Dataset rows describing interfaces
*** Block opens ***
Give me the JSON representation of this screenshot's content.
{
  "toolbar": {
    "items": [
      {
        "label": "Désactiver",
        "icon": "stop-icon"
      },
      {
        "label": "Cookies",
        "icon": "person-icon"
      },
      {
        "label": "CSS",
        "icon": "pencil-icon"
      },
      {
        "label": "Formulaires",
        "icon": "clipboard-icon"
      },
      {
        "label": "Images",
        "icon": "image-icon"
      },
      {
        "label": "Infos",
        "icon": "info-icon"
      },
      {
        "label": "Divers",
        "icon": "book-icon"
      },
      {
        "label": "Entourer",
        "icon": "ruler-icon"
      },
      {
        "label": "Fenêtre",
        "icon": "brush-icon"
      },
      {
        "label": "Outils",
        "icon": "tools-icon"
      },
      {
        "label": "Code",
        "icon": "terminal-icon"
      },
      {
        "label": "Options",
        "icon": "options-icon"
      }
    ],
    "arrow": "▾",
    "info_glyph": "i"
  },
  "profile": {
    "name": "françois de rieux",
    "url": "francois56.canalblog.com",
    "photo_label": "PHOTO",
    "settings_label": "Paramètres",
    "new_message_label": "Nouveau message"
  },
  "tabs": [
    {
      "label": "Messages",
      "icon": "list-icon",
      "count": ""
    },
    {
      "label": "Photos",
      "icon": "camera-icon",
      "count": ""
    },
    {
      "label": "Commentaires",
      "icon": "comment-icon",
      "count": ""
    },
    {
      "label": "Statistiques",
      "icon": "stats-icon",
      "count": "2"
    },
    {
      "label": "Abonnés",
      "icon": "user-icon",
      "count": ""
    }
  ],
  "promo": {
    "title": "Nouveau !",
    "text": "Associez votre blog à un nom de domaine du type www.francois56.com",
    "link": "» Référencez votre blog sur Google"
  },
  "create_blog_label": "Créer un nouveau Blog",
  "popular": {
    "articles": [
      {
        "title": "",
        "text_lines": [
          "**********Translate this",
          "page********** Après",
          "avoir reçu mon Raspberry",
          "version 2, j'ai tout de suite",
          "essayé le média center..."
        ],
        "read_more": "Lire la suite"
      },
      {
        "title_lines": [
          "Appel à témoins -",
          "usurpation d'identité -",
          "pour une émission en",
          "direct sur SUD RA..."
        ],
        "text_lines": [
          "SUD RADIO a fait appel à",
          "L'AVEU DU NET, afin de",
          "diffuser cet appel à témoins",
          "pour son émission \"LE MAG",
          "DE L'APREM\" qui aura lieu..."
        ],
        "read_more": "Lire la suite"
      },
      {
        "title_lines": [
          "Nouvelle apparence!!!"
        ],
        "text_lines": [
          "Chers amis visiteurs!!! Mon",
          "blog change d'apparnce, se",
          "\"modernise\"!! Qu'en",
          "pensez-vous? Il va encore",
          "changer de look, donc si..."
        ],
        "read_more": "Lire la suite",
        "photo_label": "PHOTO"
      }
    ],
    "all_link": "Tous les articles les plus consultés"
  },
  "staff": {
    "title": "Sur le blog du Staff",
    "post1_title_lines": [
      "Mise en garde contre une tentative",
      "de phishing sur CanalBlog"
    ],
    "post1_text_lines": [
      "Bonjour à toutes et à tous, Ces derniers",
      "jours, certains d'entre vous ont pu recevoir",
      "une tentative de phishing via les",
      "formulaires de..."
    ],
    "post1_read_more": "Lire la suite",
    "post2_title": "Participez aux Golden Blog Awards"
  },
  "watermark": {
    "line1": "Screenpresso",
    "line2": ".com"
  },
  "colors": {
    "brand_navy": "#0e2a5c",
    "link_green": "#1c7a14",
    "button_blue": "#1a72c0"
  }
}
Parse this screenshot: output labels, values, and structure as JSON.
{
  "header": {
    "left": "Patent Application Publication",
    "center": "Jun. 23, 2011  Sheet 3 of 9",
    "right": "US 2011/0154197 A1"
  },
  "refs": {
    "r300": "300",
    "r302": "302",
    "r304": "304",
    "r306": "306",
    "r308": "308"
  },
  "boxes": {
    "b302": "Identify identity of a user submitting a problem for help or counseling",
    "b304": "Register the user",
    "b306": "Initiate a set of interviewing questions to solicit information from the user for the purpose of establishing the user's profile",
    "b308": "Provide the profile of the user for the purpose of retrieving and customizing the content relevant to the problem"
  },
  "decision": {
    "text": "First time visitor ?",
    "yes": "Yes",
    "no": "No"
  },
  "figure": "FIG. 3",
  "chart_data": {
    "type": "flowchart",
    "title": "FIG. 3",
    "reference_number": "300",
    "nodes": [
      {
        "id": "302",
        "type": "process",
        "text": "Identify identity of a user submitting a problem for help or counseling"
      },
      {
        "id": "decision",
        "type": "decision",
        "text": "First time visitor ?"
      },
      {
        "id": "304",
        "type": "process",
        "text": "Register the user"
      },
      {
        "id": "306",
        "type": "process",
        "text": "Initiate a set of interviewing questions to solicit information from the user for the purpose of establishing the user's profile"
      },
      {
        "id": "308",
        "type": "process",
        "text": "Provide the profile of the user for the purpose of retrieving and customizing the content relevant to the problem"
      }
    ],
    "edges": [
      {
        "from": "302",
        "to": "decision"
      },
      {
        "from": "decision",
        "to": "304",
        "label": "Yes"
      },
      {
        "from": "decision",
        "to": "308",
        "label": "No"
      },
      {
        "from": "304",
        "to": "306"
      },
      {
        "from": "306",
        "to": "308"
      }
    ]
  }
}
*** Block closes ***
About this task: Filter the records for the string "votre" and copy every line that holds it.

Answer space:
    "text": "Associez votre blog à un nom de domaine du type www.francois56.com",
    "link": "» Référencez votre blog sur Google"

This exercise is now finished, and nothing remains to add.